Taking action: Do one small thing

If you started walking a mile a day, then by the end of the week, you'd be seven miles from home.  I bring this up not to display my damaged and antiquated sense of humor, but to emphasis the cumulative power of small actions.  Any small action, performed again and again or taken in conjunction with other small actions, can achieve a huge effect. So look for some small action you can take (on anything really - even if it's moving the garbage can closer to the curb by an inch) and take it.  You're trying to build a propensity for action within yourself, so force yourself to take some extra inch of action every day.

How to embrace failure: Keep score

We can't begin to embrace failure until we acknowledge failure.  The way to acknowledge failure is to keep score.  Each day ask yourself - did you do better than you did the day before? Score yourself against yourself by comparison.  Now here's the crucial part - some days you're going to lose and lose big.  Don't beat yourself up when you take a big loss.  Remember the entepreneurial trait we're trying to apply is embracing failure - not choking the life out of it.  Failure is always an option.  Figure out why you failed, or how you failed, or whether you really failed given that you may have in fact learned something from the failure.  The more you engage in this process of self reflection and assessment, the more you'll realize your opportunities for learning and improvement.

Expect instability: Prepare for another crazy day

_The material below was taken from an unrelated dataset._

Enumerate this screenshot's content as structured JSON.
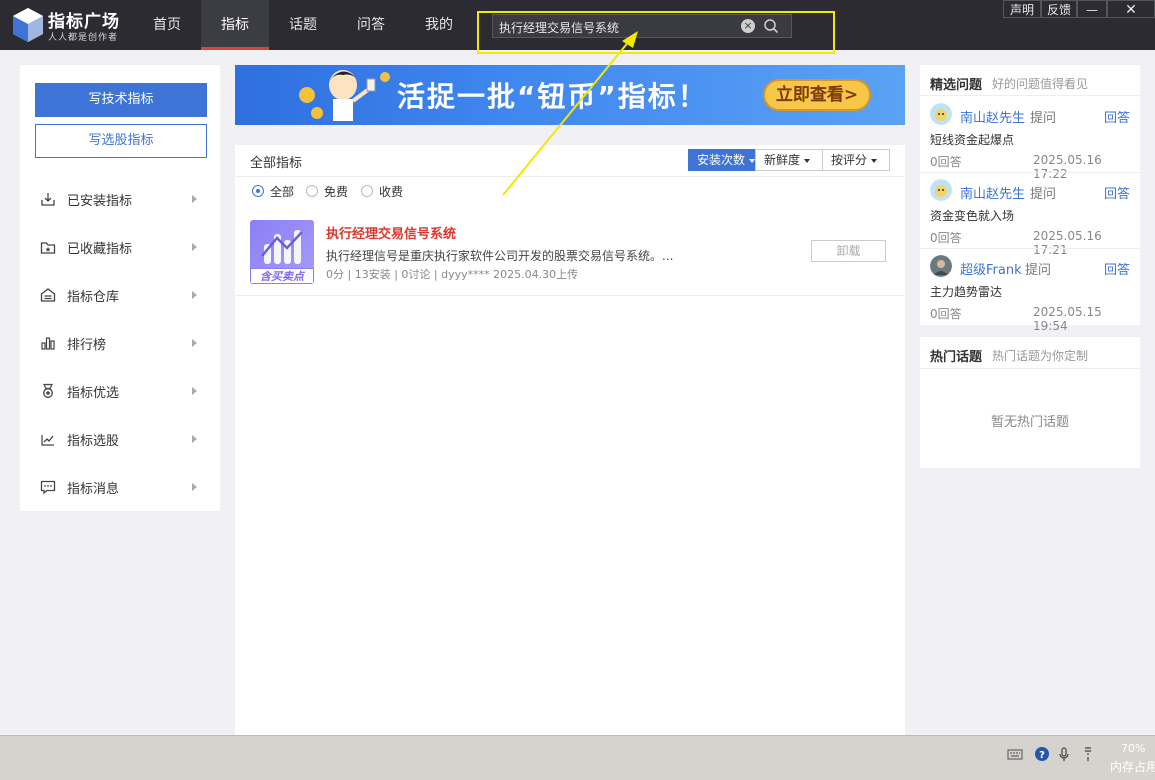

Entrepreneurs are conditioned to expect instability.  They know that each day brings new challenges and new opportunities.  Emulate this behavior by starting each day acknowledging the reality that something is going to happen today that’s going to be unexpected and interfere with your plans for that day, even if just for a moment.  What you're doing in this exercise is building up your ability to mentally adapt to change.  Change comes whether we want it to or not, and by preparing for that change, (i.e. expecting instability) we are better able to deal with and master that change.

Focus on serving others: Say yes.

Each one of the previous tips were very internally focused.  Little bits of thought and action that involved you and your entrepreneurial, mental muscles.  On this final one, I'm encouraging you to apply some of that focus externally.  Do that by trying to say yes to one request a day.  Once a day, when someone asks for help, say yes.  Make it your goal to say yes to a request for help once a day.  Here's the tricky part: don't expect this to achieve anything or benefit you in any way.  Focusing on others, whether it's helping someone open a door, helping your team leader on a challenging assignment, or helping a client, is its own reward.  It's good to do good.  Remember, as discussed earlier, drop your sense of entitlement.  Don't expect or demand that good things will happen to you because you say yes to others.  Having the opportunity to help is the reward for helping.

Final Thoughts

In my capacity as Training Leader at Bizdom U, I work with entrepreneurs every day trying to maximize their potential and the potential of their enterprises.  In many ways, I've learned far more than I've taught.  The main lesson I've learned about entrepreneurs is that they have no special magic.  There are certain patterns of behavior that they engage in, and while some of them naturally engage in those behaviors, just as many have made the conscious decision to engage in those behaviors: valuing innovation, taking action, embracing failure, expecting instability, and serving others. 

By relentlessly and ruthlessly engaging in these behaviors, entrepreneurs take responsibility for and control over their fate.  Our region unfortunately has an overabundance of deferring responsibility and surrendering control of our fates.  If we break ourselves of this habit of passivity, and each of us take responsibility for ourselves, and behave entrepreneurially, in school, at work, in all the aspects of our lives, we will be able to overcome our challenges and maximize our opportunities, and hopefully be the best Larry we can be.